BEGIN Data listing

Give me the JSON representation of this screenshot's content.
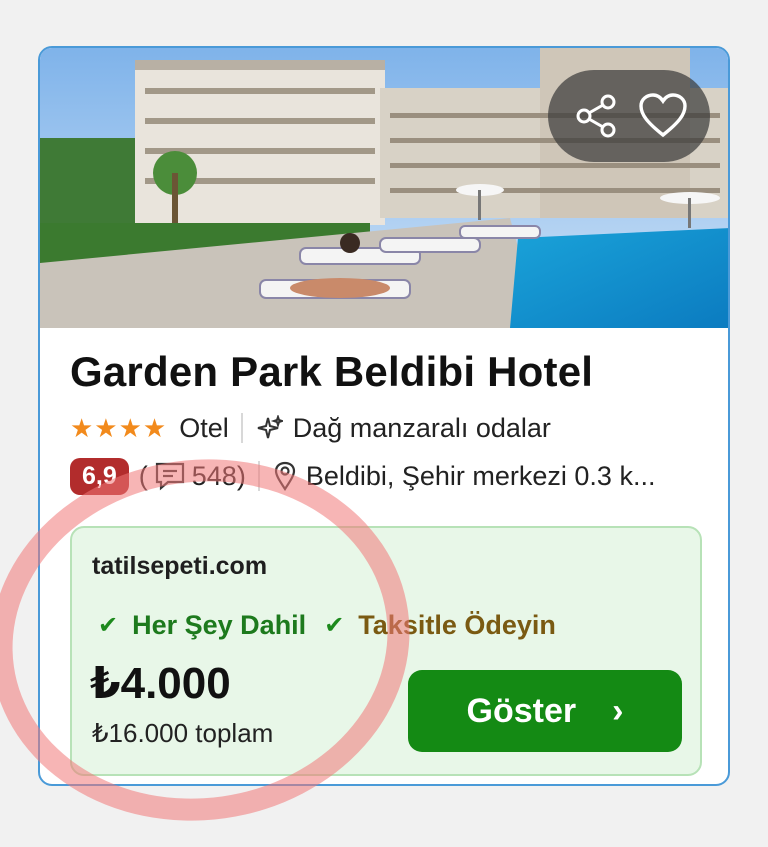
{
  "hotel": {
    "name": "Garden Park Beldibi Hotel",
    "stars": "★★★★",
    "type": "Otel",
    "feature": "Dağ manzaralı odalar",
    "score": "6,9",
    "reviews_open": "(",
    "reviews_count": "548)",
    "location": "Beldibi, Şehir merkezi 0.3 k..."
  },
  "offer": {
    "site": "tatilsepeti.com",
    "features": [
      "Her Şey Dahil",
      "Taksitle Ödeyin"
    ],
    "price": "₺4.000",
    "total": "₺16.000 toplam",
    "button_label": "Göster",
    "button_chevron": "›"
  },
  "icons": {
    "share": "share-icon",
    "heart": "heart-icon",
    "sparkle": "sparkle-icon",
    "comment": "comment-icon",
    "pin": "map-pin-icon",
    "check": "check-icon"
  },
  "colors": {
    "accent_green": "#148a14",
    "score_red": "#b22c2c",
    "star_orange": "#f28a1c",
    "feature_green": "#1d7a1d",
    "feature_brown": "#7a5a12"
  }
}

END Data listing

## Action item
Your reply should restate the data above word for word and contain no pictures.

## Result below
Give me the JSON representation of this screenshot's content.
{
  "hotel": {
    "name": "Garden Park Beldibi Hotel",
    "stars": "★★★★",
    "type": "Otel",
    "feature": "Dağ manzaralı odalar",
    "score": "6,9",
    "reviews_open": "(",
    "reviews_count": "548)",
    "location": "Beldibi, Şehir merkezi 0.3 k..."
  },
  "offer": {
    "site": "tatilsepeti.com",
    "features": [
      "Her Şey Dahil",
      "Taksitle Ödeyin"
    ],
    "price": "₺4.000",
    "total": "₺16.000 toplam",
    "button_label": "Göster",
    "button_chevron": "›"
  },
  "icons": {
    "share": "share-icon",
    "heart": "heart-icon",
    "sparkle": "sparkle-icon",
    "comment": "comment-icon",
    "pin": "map-pin-icon",
    "check": "check-icon"
  },
  "colors": {
    "accent_green": "#148a14",
    "score_red": "#b22c2c",
    "star_orange": "#f28a1c",
    "feature_green": "#1d7a1d",
    "feature_brown": "#7a5a12"
  }
}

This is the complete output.